## Your goal
For each line below that includes the word "duration", make a copy.
=-=-=-=-=
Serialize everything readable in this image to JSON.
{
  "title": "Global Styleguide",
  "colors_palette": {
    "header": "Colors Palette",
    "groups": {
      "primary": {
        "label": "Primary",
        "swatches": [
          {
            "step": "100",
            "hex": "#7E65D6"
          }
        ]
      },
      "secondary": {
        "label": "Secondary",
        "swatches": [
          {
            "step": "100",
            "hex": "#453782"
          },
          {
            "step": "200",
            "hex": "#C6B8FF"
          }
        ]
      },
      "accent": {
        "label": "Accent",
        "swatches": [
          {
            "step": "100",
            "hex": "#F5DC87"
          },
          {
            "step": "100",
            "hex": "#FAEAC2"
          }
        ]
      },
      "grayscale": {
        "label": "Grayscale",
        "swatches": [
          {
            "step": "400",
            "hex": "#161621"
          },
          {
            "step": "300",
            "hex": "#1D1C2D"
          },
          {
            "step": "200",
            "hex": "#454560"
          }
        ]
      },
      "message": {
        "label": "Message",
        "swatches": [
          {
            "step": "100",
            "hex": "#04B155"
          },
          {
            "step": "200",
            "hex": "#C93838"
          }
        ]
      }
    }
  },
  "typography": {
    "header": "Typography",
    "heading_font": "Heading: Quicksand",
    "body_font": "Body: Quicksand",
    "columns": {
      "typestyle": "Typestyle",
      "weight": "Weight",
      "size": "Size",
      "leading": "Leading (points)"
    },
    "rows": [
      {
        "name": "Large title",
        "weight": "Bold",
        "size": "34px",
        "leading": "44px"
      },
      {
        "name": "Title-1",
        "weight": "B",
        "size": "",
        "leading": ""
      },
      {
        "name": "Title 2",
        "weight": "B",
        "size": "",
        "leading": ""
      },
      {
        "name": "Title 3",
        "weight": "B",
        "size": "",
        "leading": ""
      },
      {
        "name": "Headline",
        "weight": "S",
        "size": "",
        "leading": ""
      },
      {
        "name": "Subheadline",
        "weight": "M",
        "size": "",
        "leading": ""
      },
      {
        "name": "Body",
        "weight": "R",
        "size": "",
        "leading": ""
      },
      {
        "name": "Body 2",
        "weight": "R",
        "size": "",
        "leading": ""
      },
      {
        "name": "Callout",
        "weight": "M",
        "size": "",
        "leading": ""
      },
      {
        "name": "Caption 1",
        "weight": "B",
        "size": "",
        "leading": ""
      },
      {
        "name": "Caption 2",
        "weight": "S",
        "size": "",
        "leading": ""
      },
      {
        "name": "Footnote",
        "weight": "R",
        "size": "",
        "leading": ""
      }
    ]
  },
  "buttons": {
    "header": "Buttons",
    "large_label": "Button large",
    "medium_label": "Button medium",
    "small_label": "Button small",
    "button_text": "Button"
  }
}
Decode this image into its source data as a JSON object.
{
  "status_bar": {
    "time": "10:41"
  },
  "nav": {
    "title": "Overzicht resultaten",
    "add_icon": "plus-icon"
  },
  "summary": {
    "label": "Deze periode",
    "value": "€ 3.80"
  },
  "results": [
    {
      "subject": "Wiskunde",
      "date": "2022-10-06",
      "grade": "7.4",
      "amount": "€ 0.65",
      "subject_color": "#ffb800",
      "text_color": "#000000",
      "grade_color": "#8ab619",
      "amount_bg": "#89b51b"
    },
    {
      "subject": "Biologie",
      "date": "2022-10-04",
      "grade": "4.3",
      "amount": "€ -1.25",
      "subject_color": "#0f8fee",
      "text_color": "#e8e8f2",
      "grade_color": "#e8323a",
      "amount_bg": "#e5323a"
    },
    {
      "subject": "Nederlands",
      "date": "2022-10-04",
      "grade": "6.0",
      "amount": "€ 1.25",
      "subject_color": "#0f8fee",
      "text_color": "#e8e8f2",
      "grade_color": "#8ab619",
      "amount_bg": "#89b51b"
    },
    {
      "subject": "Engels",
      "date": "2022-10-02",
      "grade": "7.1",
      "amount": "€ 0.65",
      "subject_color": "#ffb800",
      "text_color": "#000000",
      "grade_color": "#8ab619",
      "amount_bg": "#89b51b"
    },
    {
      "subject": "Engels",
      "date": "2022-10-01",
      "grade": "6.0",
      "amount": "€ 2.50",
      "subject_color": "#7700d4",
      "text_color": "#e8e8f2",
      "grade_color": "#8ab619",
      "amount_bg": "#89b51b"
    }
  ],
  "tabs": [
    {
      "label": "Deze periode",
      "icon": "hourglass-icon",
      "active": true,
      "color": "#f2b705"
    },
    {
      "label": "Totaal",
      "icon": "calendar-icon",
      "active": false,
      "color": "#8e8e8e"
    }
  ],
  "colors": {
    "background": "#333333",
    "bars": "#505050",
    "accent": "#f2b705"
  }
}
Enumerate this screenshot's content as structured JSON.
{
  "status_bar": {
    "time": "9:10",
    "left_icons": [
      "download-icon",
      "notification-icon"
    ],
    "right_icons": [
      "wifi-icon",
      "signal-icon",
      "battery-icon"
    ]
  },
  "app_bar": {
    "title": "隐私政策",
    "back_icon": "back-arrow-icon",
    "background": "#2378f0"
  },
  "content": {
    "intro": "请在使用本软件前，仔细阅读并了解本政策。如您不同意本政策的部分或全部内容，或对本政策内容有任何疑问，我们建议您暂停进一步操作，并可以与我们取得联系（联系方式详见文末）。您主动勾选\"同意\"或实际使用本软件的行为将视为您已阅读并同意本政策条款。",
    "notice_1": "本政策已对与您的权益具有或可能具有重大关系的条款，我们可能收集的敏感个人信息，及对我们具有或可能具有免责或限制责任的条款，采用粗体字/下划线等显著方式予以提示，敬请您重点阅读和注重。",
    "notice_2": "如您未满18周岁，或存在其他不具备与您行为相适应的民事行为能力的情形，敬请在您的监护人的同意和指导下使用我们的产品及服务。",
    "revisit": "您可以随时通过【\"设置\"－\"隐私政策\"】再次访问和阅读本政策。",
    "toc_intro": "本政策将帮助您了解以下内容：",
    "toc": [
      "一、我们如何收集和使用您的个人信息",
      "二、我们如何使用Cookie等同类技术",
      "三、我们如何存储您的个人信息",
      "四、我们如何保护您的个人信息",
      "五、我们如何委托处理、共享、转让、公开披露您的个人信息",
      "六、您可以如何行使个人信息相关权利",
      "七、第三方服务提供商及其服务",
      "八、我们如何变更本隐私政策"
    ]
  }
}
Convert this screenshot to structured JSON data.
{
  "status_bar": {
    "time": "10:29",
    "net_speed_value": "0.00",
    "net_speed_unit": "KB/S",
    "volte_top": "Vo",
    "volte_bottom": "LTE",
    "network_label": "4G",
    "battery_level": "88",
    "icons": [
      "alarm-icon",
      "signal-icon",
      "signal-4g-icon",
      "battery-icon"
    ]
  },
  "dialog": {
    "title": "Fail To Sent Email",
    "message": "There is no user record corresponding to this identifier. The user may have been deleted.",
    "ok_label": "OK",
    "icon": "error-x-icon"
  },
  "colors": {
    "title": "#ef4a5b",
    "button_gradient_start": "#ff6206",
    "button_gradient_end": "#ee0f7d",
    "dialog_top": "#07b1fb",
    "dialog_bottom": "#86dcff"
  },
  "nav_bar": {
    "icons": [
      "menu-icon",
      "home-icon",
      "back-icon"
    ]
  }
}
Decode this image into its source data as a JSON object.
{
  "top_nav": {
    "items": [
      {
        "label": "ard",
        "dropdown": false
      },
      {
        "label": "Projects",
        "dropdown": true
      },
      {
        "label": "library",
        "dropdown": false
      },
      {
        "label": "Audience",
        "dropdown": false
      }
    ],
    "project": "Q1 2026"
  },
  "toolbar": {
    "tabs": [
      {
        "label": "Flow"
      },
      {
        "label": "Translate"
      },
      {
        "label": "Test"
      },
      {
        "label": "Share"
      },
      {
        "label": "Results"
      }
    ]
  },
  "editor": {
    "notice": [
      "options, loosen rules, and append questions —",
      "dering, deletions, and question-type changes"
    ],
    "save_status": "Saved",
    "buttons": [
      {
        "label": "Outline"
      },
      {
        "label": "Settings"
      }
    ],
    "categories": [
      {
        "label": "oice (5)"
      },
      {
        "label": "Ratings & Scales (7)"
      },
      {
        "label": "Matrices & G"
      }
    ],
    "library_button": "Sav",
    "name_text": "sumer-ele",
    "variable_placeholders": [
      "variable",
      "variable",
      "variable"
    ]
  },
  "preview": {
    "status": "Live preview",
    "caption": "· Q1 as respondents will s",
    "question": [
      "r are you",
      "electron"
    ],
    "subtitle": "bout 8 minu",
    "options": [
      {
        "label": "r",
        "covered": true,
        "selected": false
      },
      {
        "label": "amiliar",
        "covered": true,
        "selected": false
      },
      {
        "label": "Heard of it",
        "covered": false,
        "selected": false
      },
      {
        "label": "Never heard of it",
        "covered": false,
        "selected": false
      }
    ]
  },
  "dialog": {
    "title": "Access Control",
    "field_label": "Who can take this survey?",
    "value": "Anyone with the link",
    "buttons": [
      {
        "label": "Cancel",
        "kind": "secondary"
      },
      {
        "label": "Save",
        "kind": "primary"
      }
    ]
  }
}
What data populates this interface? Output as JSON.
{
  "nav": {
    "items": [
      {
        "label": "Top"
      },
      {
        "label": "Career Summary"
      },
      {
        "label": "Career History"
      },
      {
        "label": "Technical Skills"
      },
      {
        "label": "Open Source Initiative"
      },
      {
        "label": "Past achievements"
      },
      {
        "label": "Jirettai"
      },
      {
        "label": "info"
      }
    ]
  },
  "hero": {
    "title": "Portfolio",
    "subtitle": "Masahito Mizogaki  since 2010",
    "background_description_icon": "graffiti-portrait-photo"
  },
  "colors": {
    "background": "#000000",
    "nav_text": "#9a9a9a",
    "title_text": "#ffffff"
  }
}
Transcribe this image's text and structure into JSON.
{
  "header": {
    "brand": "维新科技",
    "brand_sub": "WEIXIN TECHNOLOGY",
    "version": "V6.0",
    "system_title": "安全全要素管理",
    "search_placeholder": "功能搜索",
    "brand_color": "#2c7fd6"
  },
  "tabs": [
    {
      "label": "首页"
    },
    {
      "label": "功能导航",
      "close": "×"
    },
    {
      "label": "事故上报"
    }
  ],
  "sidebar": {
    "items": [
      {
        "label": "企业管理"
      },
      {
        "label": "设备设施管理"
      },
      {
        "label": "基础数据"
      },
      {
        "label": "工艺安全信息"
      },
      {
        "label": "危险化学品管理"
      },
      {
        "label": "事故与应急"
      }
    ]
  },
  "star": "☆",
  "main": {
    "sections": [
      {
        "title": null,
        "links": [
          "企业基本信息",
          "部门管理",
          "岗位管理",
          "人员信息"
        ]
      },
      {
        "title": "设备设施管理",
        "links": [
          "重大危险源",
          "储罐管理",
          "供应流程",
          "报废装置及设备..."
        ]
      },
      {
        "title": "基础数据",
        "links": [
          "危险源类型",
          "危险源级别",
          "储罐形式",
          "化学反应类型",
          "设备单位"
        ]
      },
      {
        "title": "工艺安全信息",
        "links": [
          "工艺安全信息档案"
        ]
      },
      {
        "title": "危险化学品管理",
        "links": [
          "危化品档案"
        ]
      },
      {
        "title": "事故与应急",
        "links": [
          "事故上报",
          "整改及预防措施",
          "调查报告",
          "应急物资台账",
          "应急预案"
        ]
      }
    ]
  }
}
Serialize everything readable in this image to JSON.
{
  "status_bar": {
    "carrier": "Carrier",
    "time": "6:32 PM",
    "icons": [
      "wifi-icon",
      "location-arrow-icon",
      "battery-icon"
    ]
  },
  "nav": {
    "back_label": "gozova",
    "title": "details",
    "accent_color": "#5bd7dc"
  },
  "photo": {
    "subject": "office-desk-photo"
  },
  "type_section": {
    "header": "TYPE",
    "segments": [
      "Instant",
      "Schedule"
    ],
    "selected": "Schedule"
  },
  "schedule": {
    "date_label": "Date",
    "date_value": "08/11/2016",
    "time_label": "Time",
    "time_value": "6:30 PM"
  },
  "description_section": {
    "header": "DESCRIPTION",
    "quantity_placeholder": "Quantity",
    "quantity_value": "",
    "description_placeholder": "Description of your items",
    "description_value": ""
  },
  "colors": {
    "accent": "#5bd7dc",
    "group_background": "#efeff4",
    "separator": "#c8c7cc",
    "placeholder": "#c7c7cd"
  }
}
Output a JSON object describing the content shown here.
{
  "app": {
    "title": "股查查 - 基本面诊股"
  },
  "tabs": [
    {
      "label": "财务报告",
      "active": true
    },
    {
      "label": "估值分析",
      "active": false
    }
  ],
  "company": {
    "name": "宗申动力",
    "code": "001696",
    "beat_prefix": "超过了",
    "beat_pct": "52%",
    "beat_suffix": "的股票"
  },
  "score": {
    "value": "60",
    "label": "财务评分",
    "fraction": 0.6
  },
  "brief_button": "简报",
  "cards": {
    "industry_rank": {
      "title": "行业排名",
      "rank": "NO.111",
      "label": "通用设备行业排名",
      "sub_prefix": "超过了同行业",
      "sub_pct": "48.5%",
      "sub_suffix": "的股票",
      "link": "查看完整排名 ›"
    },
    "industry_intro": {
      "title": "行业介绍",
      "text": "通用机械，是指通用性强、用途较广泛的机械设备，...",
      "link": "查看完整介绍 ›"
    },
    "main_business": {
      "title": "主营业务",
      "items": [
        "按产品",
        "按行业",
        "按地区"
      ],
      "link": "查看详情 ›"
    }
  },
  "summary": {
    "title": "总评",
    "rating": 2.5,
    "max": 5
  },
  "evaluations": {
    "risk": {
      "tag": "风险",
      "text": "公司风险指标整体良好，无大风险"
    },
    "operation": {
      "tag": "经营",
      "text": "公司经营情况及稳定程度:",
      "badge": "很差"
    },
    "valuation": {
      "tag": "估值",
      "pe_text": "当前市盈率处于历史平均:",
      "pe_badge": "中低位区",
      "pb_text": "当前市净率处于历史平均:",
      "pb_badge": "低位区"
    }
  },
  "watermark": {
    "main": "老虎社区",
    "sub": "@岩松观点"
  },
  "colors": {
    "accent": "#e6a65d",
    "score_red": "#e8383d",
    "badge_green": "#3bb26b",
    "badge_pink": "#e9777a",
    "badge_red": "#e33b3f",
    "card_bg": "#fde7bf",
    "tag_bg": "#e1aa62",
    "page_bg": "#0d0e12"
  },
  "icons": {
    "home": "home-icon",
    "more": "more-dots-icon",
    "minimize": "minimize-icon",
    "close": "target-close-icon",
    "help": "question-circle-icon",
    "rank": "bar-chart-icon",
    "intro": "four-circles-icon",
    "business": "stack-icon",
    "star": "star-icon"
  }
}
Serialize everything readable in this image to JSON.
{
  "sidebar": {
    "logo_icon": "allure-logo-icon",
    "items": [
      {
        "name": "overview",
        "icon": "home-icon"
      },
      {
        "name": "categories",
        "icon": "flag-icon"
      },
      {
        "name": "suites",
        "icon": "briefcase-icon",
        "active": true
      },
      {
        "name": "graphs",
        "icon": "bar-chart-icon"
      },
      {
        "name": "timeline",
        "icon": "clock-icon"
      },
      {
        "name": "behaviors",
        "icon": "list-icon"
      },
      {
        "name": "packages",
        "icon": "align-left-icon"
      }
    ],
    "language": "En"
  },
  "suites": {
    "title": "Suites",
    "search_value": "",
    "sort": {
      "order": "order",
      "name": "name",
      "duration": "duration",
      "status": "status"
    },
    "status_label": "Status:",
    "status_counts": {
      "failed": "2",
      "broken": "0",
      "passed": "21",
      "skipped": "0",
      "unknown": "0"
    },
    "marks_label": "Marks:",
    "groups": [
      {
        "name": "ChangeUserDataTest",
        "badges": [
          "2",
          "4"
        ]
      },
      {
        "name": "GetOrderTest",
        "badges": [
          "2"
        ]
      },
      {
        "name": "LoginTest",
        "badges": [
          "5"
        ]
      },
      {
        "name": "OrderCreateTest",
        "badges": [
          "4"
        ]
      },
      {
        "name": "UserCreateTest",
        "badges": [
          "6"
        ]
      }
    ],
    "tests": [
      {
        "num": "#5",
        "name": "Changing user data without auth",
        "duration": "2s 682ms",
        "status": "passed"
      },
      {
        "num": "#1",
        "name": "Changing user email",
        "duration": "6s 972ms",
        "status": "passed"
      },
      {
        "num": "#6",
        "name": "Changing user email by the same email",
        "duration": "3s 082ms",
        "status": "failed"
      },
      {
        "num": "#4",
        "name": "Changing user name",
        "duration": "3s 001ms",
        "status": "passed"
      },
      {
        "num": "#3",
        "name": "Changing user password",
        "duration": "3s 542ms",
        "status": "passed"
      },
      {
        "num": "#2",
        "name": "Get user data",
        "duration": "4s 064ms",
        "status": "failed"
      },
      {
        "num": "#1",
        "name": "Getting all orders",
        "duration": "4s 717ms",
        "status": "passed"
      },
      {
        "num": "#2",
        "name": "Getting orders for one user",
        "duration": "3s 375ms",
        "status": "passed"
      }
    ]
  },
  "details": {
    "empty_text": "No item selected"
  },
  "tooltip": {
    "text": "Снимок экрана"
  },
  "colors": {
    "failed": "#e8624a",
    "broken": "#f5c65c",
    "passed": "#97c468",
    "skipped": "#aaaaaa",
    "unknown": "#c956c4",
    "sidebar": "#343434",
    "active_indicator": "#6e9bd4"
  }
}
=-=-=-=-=
## Reply
      "duration": "duration",
        "duration": "2s 682ms",
        "duration": "6s 972ms",
        "duration": "3s 082ms",
        "duration": "3s 001ms",
        "duration": "3s 542ms",
        "duration": "4s 064ms",
        "duration": "4s 717ms",
        "duration": "3s 375ms",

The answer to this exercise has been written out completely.